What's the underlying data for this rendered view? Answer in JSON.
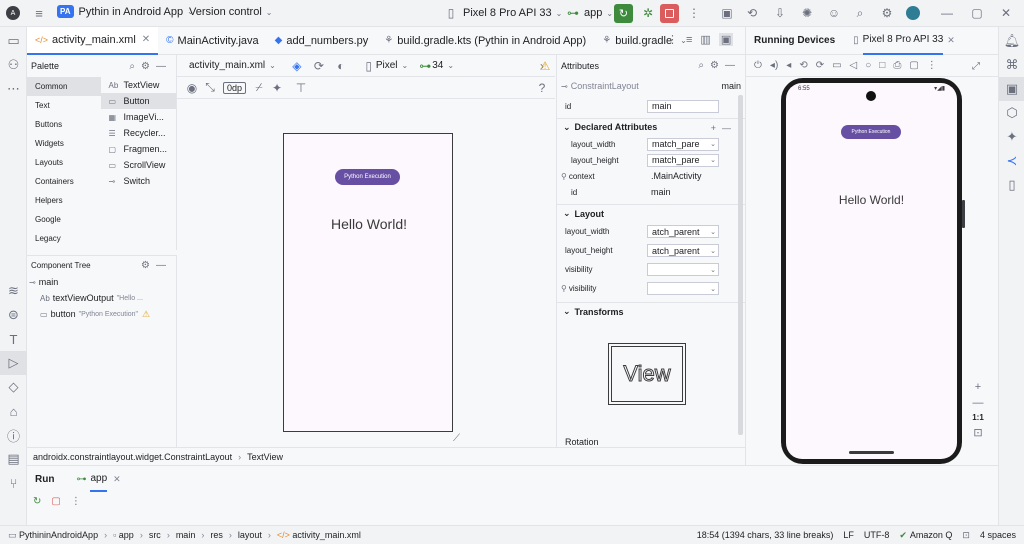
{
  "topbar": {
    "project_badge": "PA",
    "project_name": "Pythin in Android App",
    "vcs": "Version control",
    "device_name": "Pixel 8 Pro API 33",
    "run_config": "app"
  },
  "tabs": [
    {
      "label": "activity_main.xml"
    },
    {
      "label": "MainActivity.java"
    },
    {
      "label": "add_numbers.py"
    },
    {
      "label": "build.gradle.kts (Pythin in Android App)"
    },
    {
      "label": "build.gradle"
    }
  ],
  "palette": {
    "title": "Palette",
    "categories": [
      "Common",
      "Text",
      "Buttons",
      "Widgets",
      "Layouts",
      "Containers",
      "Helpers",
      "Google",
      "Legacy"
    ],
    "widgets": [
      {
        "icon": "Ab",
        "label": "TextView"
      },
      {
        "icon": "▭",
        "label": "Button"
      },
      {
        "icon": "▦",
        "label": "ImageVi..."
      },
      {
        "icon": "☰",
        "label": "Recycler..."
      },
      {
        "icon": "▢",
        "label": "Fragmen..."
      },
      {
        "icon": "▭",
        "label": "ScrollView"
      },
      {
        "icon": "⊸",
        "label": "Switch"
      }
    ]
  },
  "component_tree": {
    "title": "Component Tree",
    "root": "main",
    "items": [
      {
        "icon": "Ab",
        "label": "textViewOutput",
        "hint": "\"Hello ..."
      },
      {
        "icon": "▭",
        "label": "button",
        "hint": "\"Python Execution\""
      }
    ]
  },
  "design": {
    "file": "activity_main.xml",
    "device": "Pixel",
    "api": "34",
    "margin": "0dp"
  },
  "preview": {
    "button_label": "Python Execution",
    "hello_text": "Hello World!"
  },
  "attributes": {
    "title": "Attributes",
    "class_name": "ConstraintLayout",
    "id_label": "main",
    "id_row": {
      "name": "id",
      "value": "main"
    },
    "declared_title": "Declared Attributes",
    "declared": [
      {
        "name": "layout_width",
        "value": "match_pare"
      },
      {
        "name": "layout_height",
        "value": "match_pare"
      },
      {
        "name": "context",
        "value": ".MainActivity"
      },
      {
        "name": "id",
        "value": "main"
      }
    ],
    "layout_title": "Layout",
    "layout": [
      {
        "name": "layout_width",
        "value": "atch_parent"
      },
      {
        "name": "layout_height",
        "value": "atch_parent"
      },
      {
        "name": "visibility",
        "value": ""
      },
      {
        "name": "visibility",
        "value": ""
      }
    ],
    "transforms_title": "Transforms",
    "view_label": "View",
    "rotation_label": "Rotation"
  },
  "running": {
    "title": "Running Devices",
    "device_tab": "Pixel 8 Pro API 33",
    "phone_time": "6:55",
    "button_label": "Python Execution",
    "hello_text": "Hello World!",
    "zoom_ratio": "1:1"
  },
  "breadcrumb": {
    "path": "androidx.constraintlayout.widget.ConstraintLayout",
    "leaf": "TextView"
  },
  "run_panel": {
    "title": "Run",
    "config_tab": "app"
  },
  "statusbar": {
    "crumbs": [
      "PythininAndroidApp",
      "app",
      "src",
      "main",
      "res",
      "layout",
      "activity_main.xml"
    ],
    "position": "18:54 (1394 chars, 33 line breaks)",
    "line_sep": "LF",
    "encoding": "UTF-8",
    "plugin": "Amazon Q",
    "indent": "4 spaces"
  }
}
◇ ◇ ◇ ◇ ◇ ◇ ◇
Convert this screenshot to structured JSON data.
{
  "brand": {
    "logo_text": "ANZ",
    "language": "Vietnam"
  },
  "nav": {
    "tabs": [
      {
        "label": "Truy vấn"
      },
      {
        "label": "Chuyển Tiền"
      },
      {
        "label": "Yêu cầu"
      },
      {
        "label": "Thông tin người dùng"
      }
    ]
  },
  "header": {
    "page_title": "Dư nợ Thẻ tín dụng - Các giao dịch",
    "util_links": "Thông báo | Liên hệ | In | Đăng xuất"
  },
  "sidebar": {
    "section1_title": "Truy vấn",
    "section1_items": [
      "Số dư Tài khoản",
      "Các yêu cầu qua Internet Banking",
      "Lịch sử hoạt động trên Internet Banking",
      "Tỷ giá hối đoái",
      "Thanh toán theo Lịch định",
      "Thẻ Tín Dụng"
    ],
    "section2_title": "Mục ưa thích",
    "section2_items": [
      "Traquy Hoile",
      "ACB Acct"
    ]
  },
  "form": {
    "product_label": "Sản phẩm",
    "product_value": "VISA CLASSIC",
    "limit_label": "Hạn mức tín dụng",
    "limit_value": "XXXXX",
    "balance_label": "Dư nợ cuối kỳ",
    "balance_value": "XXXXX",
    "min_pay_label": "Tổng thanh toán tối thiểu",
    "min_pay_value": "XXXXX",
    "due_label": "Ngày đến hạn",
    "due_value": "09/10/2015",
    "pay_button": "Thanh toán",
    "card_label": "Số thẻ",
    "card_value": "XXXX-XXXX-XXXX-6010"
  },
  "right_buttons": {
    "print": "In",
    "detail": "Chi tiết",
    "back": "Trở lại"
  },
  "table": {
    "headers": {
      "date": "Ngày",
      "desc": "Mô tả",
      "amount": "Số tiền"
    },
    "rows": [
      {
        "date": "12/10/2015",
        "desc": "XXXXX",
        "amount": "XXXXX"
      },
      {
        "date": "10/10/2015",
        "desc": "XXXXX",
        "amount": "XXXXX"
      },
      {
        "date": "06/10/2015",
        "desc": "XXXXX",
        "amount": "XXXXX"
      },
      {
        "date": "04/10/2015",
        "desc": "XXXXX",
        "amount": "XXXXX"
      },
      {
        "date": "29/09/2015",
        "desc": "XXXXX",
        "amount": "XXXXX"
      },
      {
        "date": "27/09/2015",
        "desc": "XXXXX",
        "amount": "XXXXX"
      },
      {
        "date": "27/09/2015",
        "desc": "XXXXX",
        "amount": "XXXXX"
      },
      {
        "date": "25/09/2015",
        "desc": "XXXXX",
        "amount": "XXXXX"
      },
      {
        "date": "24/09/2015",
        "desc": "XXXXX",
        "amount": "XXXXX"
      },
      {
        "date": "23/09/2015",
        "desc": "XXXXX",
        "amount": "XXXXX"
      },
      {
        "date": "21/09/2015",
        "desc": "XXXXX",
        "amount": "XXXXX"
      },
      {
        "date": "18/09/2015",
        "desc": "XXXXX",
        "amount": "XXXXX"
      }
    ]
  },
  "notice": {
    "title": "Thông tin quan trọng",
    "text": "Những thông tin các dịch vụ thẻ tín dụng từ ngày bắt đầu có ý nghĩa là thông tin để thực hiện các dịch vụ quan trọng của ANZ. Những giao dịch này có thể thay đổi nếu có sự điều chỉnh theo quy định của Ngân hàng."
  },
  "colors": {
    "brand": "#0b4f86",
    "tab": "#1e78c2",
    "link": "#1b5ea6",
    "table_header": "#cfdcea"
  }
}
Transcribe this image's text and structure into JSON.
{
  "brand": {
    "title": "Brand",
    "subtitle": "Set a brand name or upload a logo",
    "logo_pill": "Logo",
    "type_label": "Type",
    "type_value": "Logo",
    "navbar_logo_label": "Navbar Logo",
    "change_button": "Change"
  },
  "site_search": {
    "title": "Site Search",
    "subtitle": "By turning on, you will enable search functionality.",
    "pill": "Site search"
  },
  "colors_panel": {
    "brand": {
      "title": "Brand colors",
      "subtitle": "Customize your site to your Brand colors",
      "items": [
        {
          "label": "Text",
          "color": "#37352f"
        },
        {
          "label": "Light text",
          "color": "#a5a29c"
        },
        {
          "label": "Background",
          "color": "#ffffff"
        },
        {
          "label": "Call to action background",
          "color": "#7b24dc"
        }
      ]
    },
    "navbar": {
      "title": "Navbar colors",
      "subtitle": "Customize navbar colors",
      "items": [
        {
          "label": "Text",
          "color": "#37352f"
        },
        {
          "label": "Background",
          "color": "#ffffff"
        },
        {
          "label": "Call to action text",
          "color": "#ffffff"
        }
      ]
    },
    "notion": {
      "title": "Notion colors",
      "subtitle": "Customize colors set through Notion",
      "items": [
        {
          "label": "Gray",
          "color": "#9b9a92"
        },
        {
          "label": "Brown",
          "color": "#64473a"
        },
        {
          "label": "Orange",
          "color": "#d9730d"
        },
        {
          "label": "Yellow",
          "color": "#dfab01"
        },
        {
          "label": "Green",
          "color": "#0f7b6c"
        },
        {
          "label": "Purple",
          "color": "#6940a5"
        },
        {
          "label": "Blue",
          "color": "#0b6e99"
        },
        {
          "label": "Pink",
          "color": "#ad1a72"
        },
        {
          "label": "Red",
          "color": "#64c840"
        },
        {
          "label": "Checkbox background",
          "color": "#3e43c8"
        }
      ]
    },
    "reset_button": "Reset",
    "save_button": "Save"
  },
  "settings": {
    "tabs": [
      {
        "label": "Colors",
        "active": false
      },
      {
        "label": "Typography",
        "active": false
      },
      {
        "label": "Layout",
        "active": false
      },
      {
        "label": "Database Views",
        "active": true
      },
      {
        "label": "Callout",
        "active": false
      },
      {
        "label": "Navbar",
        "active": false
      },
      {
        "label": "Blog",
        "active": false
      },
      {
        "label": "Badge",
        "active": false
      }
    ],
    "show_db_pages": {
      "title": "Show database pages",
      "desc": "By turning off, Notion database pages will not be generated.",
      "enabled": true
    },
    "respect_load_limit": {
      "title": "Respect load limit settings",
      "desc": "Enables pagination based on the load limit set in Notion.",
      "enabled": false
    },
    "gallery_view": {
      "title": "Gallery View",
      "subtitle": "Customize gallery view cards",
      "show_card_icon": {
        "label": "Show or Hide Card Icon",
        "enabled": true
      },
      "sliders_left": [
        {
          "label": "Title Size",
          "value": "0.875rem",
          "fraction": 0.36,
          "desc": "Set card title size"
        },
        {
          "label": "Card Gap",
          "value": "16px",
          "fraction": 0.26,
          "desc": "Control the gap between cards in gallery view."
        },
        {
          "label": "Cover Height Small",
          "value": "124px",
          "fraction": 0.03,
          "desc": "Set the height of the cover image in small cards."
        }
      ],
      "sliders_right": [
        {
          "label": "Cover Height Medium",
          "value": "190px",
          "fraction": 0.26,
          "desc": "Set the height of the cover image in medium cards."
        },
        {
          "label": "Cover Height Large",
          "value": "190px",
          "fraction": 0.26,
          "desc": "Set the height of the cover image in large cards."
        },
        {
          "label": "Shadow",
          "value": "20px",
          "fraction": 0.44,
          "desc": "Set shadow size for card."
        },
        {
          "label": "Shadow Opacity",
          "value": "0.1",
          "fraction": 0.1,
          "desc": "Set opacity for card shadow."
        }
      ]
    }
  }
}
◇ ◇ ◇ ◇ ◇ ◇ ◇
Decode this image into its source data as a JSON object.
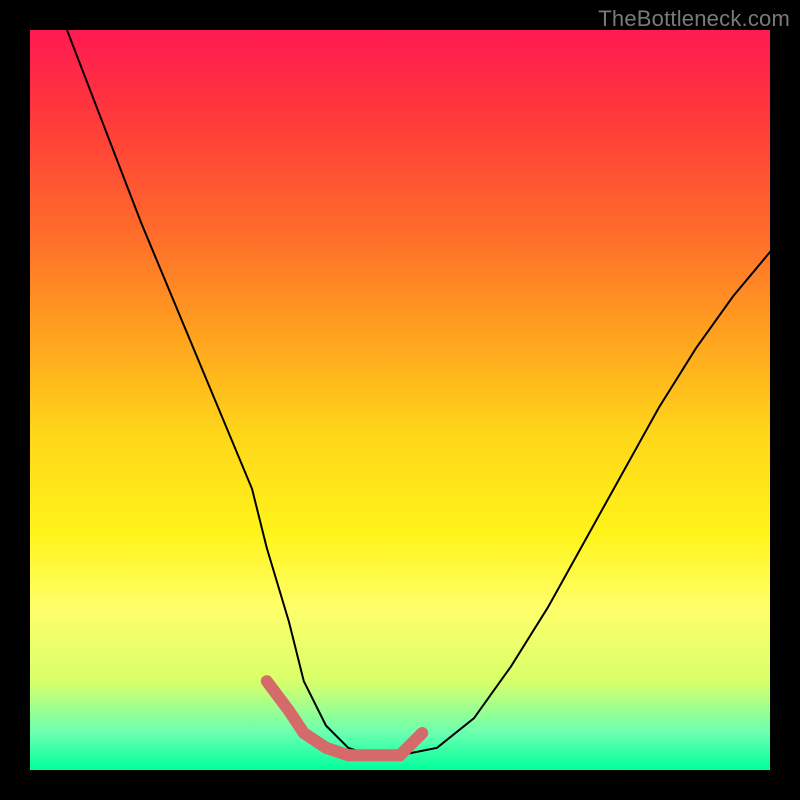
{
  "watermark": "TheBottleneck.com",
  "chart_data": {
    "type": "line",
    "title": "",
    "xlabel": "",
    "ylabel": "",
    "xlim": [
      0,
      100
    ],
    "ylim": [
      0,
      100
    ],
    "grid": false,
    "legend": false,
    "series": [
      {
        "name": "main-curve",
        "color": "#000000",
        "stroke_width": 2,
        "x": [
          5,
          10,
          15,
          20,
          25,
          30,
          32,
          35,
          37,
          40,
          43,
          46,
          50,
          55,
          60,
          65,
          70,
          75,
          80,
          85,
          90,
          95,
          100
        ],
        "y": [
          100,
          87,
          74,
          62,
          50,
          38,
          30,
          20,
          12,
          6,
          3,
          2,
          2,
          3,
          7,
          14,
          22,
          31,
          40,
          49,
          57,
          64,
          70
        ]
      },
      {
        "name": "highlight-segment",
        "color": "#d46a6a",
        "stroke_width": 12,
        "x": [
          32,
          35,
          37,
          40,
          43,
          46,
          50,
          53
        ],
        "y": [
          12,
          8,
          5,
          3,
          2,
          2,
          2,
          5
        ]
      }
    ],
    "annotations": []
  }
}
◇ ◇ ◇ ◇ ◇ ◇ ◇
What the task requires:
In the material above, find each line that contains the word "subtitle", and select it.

Answer space:
    "subtitle": "Set a brand name or upload a logo",
    "subtitle": "By turning on, you will enable search functionality.",
      "subtitle": "Customize your site to your Brand colors",
      "subtitle": "Customize navbar colors",
      "subtitle": "Customize colors set through Notion",
      "subtitle": "Customize gallery view cards",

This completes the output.